People often specify this by saying they'll go to go to the gym more or lose a set number of pounds. That's all great, but it takes determination. Only 14% of resolutions are kept by people under the age of 50, and just 39% for those over 50. So if you're trying to get healthier and want to be a part of the successful resolution minority, you should think about one aspect of your life you may be neglecting: your sleep.
If you're going to plan on jogging in the morning, hitting the gym or cooking at home more, you need to factor sleep into your actionable plans.
First, let's get scientific.
If you get a poor night's sleep, you're more likely to be hungry the following day, according to studies published in The Journal of the American Medical Association and The Lancet. According to the studies, cortisol, the hormone responsible for regulating your appetite, is increased when you sleep poorly. That means you're more likely to be grabbing breakfast through a drive-thru window.
Speaking of which, your brain centers are able to better regulate comfort food cravings like fast food when you've slept well. But when you've been tossing and turning all night, you're likely to be on the hunt for something to make you feel better. And then you're still in trouble, because your leptin levels are depleted.
Leptin is in charge of letting your brain know you're full, and if he's running on low sleep, he's going to be slow on the uptake. That means that you'll be reaching for that carton of ice cream when you'd normally throw in the towel for the meal.

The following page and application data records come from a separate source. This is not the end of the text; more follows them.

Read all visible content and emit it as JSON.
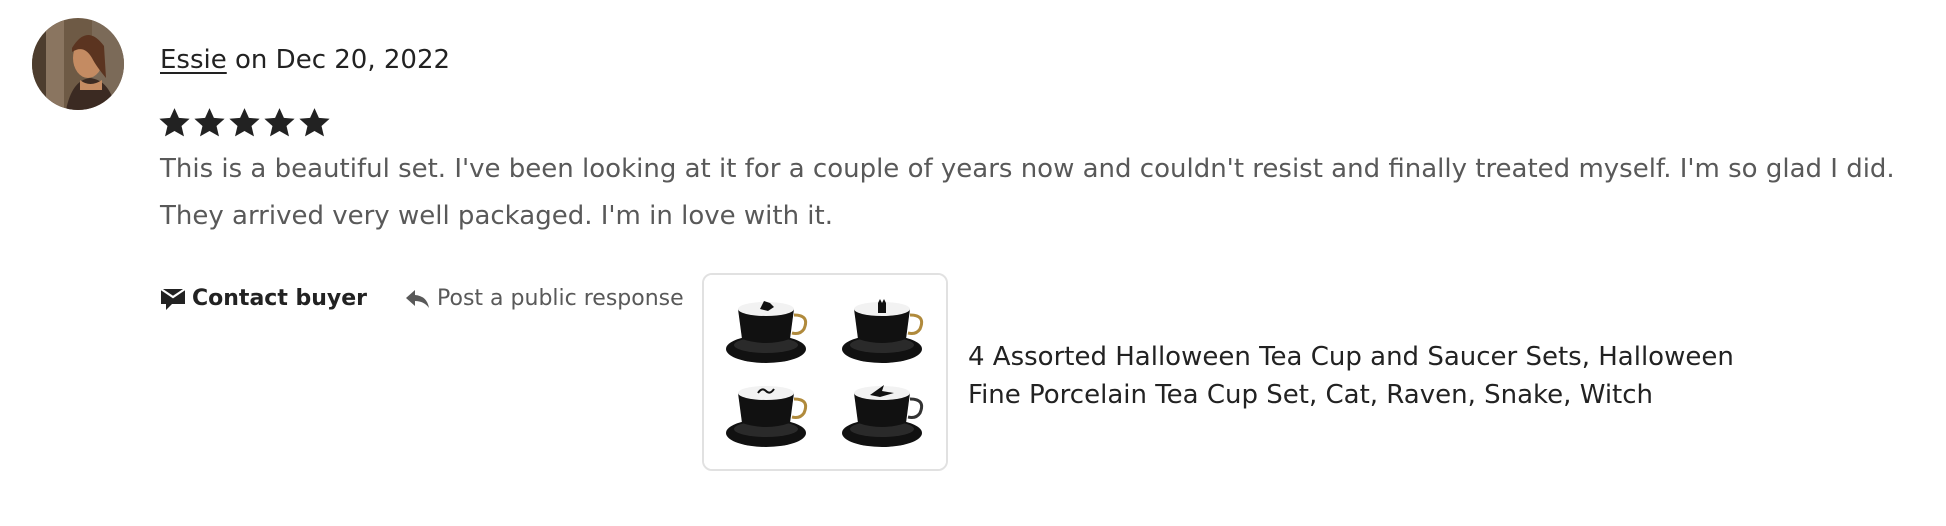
{
  "review": {
    "author": "Essie",
    "date_prefix": " on ",
    "date": "Dec 20, 2022",
    "rating": 5,
    "rating_max": 5,
    "text": "This is a beautiful set. I've been looking at it for a couple of years now and couldn't resist and finally treated myself. I'm so glad I did. They arrived very well packaged. I'm in love with it."
  },
  "actions": {
    "contact_label": "Contact buyer",
    "respond_label": "Post a public response"
  },
  "product": {
    "title": "4 Assorted Halloween Tea Cup and Saucer Sets, Halloween Fine Porcelain Tea Cup Set, Cat, Raven, Snake, Witch"
  },
  "icons": {
    "contact": "envelope-chat-icon",
    "respond": "reply-arrow-icon",
    "star": "star-filled-icon"
  },
  "colors": {
    "text_primary": "#222222",
    "text_secondary": "#595959",
    "star": "#222222",
    "border": "#e1e1e1"
  }
}
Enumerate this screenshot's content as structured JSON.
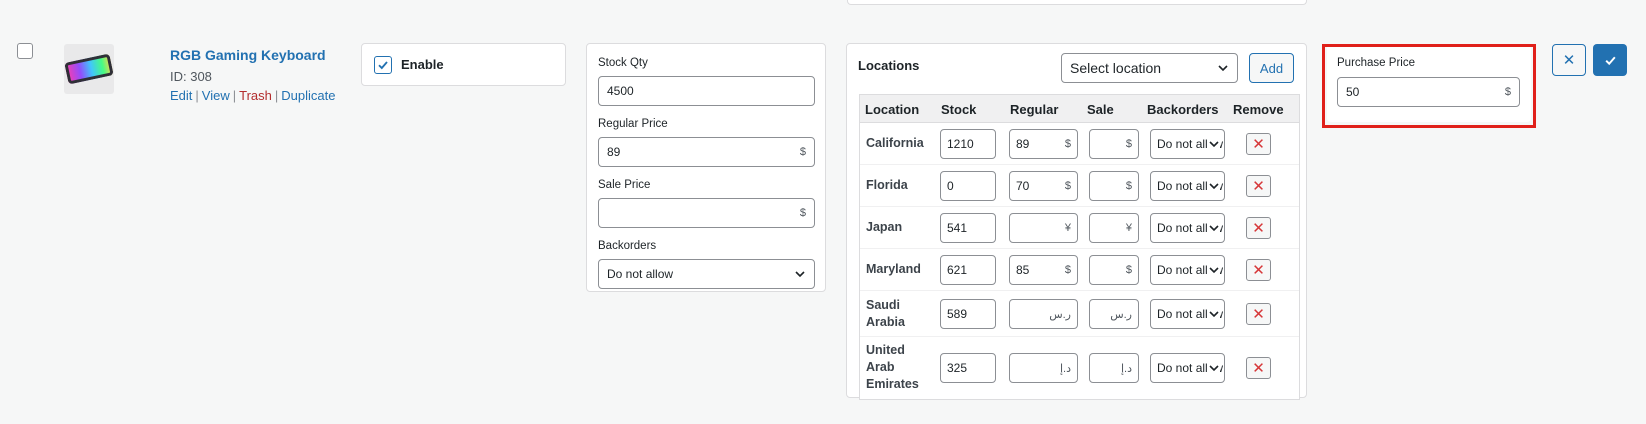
{
  "product": {
    "name": "RGB Gaming Keyboard",
    "id_label": "ID: 308",
    "actions": {
      "edit": "Edit",
      "view": "View",
      "trash": "Trash",
      "duplicate": "Duplicate"
    }
  },
  "enable": {
    "label": "Enable",
    "checked": true
  },
  "stock_panel": {
    "stock_qty_label": "Stock Qty",
    "stock_qty_value": "4500",
    "regular_price_label": "Regular Price",
    "regular_price_value": "89",
    "regular_currency": "$",
    "sale_price_label": "Sale Price",
    "sale_price_value": "",
    "sale_currency": "$",
    "backorders_label": "Backorders",
    "backorders_value": "Do not allow"
  },
  "locations": {
    "title": "Locations",
    "select_placeholder": "Select location",
    "add_label": "Add",
    "columns": {
      "location": "Location",
      "stock": "Stock",
      "regular": "Regular",
      "sale": "Sale",
      "backorders": "Backorders",
      "remove": "Remove"
    },
    "rows": [
      {
        "name": "California",
        "stock": "1210",
        "regular": "89",
        "regular_cur": "$",
        "sale": "",
        "sale_cur": "$",
        "backorders": "Do not allow"
      },
      {
        "name": "Florida",
        "stock": "0",
        "regular": "70",
        "regular_cur": "$",
        "sale": "",
        "sale_cur": "$",
        "backorders": "Do not allow"
      },
      {
        "name": "Japan",
        "stock": "541",
        "regular": "",
        "regular_cur": "¥",
        "sale": "",
        "sale_cur": "¥",
        "backorders": "Do not allow"
      },
      {
        "name": "Maryland",
        "stock": "621",
        "regular": "85",
        "regular_cur": "$",
        "sale": "",
        "sale_cur": "$",
        "backorders": "Do not allow"
      },
      {
        "name": "Saudi Arabia",
        "stock": "589",
        "regular": "",
        "regular_cur": "ر.س",
        "sale": "",
        "sale_cur": "ر.س",
        "backorders": "Do not allow"
      },
      {
        "name": "United Arab Emirates",
        "stock": "325",
        "regular": "",
        "regular_cur": "د.إ",
        "sale": "",
        "sale_cur": "د.إ",
        "backorders": "Do not allow"
      }
    ]
  },
  "purchase_price": {
    "label": "Purchase Price",
    "value": "50",
    "currency": "$"
  },
  "controls": {
    "cancel_icon": "close-icon",
    "save_icon": "checkmark-icon"
  },
  "colors": {
    "link": "#2271b1",
    "trash": "#b32d2e",
    "primary": "#2271b1",
    "highlight": "#e0201a",
    "remove": "#d63638"
  }
}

But then there's the practical side of things. Think about when you have a bad night's sleep and the alarm goes off early the next morning. You were supposed to go to the gym, but that snooze button looks awfully tempting.
Work, as we all know, is a lot tougher when you're yawning all the way through it. This typically means it'll take longer to complete your tasks, which means you tend to need to take longer, and any extracurricular activities like the gym go by the wayside.
Part of why we're so passionate about good sleep--and why we want to help more people get it--is because it's the foundation upon which your day is built. So if you're day has exercise and health structured around it, you need to be well rested in order to keep your brain regulated to make the best decisions for you.
So if you are committed to getting healthier this year, by all means, take the stairs, sub the fries for a salad, and crank out a few push-ups. But don't neglect the thing that so many people find expendable in their day, which is much more critical to weight loss (and overall health) than most people realize.
So get your Rip Van Winkle on, get a good night's sleep and wake up ready to tackle the day.